But neither side had any intention of making Crawford-Porter until the WBO mandated it.

Asked if he or his representatives have had any talks with Top Rank about a new contract, Crawford replied, “Not yet.”

Top Rank chairman Bob Arum has long had massive respect for Crawford’s talent but been disappointed by his lack of his commercial success. Arum has also, at times, been critical of Crawford’s interest in helping to promote his events.

Crawford’s victory over Postol unified 140-pound belts and earned his second Ring Magazine title, but it did poor PPV numbers. Photo by Mikey Williams/Top Rank

Crawford’s two previous pay-per-view fights, which were against relatively unknown Viktor Postol in a junior welterweight title unification fight in 2016 and a faded Amir Khan in a welterweight title defense in 2019, were commercial bombs.

Crawford-Porter, however, is far more marketable and viewed by most as far more competitive than the Postol or Khan fights. Crawford has also been much more cooperative in the promotional efforts for this bout than he has been for many of his other fights.

He said he is enjoying the promotion and is pleased with Top Rank’s efforts promoting the fight.

“They put more into promoting this fight than they did into promoting any other fight, so I’m happy for that,” Crawford said. “I’m enjoying every bit of it.”

So while the relationship between fighter and company remains good, it does remain to be seen how much Top Rank will press to try to keep Crawford, especially if he defeats underdog Porter.

WBO welterweight titlist Terence Crawford (left) and Bob Arum of Top Rank

Bob Arum says Crawford could work with Top Rank on an event-by-event basis following the Porter fight.

Arum said it is no lock he will look to re-sign him even if he wins. He harkened back to the times when he did deals with fighters on a fight-by-fight basis. For example, he promoted all of Marvelous Marvin Hagler’s middleweight title fights and claims they were all on a fight-by-fight basis. Working with an established fighter on a fight-by-fight basis, Arum said, means he is not locked into a big minimum guarantee for a bout without even knowing the opponent.

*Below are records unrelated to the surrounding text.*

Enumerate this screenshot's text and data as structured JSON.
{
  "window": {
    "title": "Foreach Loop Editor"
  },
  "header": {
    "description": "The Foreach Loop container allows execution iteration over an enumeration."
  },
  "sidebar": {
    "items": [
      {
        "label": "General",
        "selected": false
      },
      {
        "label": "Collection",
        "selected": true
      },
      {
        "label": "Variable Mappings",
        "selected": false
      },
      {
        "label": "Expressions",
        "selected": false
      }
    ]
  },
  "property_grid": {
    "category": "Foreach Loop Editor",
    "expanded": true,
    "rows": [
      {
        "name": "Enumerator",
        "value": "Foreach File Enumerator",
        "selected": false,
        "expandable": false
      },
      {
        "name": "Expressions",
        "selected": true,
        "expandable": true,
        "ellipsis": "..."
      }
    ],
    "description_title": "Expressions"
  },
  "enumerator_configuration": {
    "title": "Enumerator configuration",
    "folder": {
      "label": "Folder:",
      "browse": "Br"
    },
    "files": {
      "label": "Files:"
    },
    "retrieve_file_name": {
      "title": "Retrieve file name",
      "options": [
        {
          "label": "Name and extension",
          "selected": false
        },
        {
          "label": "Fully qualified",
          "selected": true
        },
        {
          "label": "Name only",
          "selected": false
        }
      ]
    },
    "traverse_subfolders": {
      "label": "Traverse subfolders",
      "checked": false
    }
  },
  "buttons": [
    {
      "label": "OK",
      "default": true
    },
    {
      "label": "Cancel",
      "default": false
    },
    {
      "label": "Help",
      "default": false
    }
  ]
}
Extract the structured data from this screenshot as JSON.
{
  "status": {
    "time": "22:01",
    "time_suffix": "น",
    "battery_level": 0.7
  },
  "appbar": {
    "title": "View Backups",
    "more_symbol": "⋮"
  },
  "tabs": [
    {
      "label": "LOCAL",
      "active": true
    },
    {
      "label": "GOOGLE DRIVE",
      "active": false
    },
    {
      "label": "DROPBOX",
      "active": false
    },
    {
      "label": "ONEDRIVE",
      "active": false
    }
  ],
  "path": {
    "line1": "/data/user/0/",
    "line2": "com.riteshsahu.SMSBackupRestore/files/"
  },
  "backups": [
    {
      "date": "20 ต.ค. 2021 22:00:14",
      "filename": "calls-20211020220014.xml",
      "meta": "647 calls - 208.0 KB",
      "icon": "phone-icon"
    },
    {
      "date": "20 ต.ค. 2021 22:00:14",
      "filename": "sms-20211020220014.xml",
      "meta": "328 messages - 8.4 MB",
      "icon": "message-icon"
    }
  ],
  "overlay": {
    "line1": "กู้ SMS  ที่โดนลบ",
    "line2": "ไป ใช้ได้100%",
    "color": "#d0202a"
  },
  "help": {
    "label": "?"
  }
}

“Look, I remember when we didn’t have these long-term contracts,” Arum said. “As long as we did a good job and we produced for the fighter, and the events made sense for us, we continued to work together. If we produce for Crawford, I believe he’ll stay with us, maybe on a fight-by-fight basis. We believe he will see we are doing the best for him.”

If Crawford defeats Porter and remains with Top Rank, be it on a new deal or fight by fight, the best hope for a major fight would be for undisputed junior welterweight champion Josh Taylor to move up to welterweight to challenge him next year. That is a fight Arum said he would be interested in pursuing if it interests Crawford and Scotland’s Taylor, who would have to win his mandatory defense against Jack Catterall on Feb. 26